“Moving to a paper-based cup across 14,000 restaurants translates to a significant impact,” a rep from McDonald’s HQ tells Plastics News (your source for news about plastics). “The reasons for this change include customers’ changing preferences and increased recyclability.”
McDonald’s also felt pressure to ditch polystyrene in one of its biggest markets, New York City, where Mayor Michael Bloomberg wants to ban the use of the material in food containers.
Extruded polystyrene — colloquially called Styrofoam, though that is actually the brand name for certain type of extruded polystyrene — is already banned or highly regulated in its use for food containers in several municipalities in California.
As You Sow, the organization that originally issued the 2011 shareholder proposal regarding the switch from polystyrene to paper, says that this news is a “great start… We hope they will also incorporate recycled fiber in the cups and develop on-site systems to collect and recycle food service packaging.”
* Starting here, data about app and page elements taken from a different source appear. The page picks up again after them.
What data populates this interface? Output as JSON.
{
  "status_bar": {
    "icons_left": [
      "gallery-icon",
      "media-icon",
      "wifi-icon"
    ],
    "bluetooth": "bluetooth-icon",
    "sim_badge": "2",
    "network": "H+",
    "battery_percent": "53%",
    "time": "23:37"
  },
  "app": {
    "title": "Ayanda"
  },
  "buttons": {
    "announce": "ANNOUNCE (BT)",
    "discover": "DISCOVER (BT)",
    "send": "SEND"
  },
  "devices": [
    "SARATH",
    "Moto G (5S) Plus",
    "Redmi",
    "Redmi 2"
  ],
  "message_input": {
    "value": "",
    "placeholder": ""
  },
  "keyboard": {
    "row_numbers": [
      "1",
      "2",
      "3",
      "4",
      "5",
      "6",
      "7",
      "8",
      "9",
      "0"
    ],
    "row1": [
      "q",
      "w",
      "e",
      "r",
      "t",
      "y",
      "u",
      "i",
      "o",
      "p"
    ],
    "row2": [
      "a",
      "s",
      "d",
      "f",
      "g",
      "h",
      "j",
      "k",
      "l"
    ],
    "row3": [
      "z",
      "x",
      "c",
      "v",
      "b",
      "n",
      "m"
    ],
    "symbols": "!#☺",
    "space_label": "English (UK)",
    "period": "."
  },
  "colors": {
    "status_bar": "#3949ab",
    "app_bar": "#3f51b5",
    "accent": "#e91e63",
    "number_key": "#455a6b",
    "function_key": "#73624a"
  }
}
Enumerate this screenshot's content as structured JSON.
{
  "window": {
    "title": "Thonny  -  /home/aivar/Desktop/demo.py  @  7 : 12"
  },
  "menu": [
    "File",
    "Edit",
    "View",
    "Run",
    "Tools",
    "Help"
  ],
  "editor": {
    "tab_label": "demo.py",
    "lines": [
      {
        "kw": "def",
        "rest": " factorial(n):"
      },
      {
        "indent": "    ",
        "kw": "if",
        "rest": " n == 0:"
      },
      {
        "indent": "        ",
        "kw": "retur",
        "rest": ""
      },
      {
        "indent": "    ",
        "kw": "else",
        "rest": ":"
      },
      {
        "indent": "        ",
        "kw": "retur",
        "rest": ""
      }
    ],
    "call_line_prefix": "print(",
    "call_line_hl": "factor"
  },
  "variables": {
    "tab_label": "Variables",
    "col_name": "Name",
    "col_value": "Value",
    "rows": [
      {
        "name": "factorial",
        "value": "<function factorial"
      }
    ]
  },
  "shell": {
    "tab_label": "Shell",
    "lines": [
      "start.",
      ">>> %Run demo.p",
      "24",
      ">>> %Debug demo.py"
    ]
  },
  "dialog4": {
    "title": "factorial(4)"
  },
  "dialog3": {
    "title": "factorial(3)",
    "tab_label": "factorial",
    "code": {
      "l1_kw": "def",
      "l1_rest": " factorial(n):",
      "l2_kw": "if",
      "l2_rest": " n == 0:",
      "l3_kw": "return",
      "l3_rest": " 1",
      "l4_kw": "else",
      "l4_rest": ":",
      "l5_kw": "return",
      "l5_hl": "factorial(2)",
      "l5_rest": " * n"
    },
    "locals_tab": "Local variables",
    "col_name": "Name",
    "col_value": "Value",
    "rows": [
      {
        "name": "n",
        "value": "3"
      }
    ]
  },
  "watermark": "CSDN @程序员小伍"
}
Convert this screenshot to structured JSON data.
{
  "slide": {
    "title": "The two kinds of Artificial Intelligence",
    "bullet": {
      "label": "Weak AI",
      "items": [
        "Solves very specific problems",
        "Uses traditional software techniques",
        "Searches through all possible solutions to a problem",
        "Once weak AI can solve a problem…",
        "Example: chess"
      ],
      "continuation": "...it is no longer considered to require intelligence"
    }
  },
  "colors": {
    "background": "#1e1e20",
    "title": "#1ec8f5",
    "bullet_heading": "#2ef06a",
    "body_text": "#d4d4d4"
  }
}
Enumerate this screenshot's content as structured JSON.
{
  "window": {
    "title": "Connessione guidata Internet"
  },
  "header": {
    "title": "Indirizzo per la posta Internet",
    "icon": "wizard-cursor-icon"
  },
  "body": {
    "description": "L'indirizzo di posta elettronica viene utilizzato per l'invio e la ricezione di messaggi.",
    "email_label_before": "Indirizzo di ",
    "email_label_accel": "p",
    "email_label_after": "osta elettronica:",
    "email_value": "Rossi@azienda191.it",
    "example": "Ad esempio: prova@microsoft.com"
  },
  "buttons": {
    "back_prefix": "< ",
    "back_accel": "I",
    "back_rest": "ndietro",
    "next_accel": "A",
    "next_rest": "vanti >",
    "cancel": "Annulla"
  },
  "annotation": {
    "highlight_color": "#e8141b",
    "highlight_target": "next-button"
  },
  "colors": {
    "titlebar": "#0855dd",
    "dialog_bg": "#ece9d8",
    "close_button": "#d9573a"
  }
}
The decision to move away from PS coffee cups comes more than a generation after McDonald’s famously stopped using the material in its clamshell burger containers in 1990.